- This email uses a separate reply address that is different from the sender address. Spammers use this to get replies even when the original spam sending accounts have been shut down. Also, sometimes the sender addresses are legitimate looking but fake and only the reply address is actually an email account controlled by the scammers.
- The following phrases in this message should put you on alert:
- "dear friend" (a common phrase found in 419 scams)
- This email message is a next of kin scam.
Fraud email example:
From: "Kenneth Duke" (may be fake)
Date: Sat, 9 Jun 2018 23:25:29 -0500
Subject: Urgent Response Needed
I am a staff of HSBC Kuala Lumpur Malaysia. I am writing following an opportunity in my office that will be of immense benefit to both of us. In my department I discovered an abandoned sum of $4.2million, In an account that belongs to one of our foreign customers Late Mr.Paul Louis an American who unfortunately lost his life in the Tsunami disaster in Thailand 2005.including his wife and only daughter.since I got information about his death, I have been expecting his next of kin or relatives to come over and claim his money because the bank cannot release it unless somebody applies for it as next of kin or relation to the deceased as indicated in our banking guidelines.
Unfortunately I learnt that his supposed next of kin being his only daughter died along with him in the Tsunami disaster leaving nobody with the knowledge of this fund behind for the claim.
It is therefore upon this discovery that I decided to make business with you to enable the Bank release the money to you as the next of kin or beneficiary of the funds for safety keeping and subsequent disbursement since nobody is coming for it and I don't want this money to go back into Bank treasury as unclaimed bill.
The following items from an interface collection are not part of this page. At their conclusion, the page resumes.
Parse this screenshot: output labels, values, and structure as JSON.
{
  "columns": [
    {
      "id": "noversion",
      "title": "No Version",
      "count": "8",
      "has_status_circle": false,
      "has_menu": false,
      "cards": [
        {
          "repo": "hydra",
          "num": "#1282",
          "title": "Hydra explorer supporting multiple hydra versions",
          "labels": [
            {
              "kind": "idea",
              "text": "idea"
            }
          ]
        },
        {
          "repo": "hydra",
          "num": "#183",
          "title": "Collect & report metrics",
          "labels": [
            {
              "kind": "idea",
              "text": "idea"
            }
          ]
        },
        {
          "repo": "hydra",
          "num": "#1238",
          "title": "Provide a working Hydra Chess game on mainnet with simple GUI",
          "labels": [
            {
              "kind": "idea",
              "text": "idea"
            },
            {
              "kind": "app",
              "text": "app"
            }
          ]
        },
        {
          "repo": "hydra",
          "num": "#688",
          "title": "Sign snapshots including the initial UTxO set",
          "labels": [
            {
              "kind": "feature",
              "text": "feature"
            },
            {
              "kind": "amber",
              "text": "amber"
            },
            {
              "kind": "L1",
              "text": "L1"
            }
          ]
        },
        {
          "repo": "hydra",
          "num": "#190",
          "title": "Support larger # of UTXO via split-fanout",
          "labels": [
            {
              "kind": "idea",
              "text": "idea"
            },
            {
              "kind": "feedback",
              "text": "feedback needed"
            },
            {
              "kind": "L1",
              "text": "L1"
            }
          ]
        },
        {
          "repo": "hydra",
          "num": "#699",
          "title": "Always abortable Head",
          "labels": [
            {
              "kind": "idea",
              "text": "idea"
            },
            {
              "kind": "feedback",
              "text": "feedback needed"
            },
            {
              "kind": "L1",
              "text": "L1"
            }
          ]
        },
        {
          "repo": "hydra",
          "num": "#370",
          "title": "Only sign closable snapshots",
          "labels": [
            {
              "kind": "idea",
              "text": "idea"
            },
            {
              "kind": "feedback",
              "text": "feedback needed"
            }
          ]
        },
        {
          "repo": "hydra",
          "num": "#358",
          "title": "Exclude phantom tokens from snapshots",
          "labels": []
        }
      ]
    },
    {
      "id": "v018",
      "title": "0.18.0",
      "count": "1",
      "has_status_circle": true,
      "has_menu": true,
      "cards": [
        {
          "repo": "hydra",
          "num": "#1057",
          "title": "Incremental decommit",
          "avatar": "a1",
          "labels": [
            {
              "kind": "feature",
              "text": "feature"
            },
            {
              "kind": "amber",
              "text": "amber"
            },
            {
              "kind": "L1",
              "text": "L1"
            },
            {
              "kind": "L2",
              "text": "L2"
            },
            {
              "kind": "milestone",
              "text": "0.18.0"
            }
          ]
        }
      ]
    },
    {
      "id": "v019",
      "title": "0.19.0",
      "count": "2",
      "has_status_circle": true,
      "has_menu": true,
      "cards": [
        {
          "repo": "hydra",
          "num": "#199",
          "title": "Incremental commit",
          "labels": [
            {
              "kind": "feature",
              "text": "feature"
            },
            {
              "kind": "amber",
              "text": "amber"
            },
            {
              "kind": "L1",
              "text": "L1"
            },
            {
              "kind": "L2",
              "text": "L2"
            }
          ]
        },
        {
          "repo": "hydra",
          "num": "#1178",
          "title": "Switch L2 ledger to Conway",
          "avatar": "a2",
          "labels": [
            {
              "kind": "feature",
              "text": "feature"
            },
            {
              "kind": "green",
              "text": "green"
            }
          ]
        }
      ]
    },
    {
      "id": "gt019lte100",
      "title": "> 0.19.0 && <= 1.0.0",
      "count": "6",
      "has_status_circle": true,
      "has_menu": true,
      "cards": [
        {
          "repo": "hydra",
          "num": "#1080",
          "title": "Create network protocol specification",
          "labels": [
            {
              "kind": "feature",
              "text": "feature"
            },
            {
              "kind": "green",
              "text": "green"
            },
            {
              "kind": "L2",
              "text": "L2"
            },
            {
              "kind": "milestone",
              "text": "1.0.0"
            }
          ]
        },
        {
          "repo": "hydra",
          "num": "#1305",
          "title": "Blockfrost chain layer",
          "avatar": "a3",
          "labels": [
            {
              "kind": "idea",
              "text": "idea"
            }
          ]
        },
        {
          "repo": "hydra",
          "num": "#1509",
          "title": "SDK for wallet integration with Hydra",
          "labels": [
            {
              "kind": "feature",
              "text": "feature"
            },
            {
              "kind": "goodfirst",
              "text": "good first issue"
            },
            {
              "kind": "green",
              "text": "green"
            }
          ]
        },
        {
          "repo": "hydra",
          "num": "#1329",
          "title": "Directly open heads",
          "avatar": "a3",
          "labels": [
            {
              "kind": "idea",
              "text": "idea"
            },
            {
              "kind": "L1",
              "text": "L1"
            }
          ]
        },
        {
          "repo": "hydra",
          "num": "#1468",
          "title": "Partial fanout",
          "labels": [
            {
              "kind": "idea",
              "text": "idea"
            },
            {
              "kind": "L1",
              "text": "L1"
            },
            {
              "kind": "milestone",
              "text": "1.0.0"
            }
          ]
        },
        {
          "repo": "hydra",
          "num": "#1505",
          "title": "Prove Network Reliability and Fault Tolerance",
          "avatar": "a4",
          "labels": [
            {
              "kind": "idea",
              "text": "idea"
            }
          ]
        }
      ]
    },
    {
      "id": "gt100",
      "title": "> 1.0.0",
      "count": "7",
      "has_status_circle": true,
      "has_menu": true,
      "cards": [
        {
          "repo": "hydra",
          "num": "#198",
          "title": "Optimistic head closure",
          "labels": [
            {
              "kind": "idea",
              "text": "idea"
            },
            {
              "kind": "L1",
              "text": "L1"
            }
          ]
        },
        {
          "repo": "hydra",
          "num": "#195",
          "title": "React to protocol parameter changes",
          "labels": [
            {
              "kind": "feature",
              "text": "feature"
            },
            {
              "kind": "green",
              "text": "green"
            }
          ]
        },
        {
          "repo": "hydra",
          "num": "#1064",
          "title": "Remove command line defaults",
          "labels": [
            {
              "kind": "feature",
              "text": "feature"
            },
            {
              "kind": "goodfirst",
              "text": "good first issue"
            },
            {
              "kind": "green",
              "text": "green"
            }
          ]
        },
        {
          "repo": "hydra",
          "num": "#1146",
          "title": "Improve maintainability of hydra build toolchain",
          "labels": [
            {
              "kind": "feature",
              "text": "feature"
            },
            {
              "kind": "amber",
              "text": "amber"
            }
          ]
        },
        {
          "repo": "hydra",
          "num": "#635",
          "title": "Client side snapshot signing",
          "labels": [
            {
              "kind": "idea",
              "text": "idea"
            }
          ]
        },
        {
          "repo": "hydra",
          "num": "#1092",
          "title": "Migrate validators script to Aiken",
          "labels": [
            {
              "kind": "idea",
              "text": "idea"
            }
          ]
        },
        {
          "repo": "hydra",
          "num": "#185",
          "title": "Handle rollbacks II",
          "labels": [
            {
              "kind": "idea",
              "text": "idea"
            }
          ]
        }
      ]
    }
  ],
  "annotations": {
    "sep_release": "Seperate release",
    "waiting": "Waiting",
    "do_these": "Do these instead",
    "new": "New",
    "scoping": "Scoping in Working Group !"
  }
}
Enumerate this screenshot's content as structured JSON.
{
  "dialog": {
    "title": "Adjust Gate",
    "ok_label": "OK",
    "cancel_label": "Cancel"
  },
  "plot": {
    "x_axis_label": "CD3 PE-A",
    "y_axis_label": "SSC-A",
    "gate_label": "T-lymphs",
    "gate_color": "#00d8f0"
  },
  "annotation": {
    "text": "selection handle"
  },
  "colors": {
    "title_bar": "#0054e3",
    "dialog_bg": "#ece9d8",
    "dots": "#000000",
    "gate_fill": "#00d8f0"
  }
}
The banking law and guidelines here stipulates that such money remained after all these long the money will be transferred into banking treasury as unclaimed funds. I agreed that 30% of this money will be for you as foreign partner, 10% will be use to upset expenses that might incure on the cost of making this transaction a success while 60% will be for me. Please note that all necessary arrangement for the smooth release of these funds to you has been finalized.
Mr. Kenneth Duke.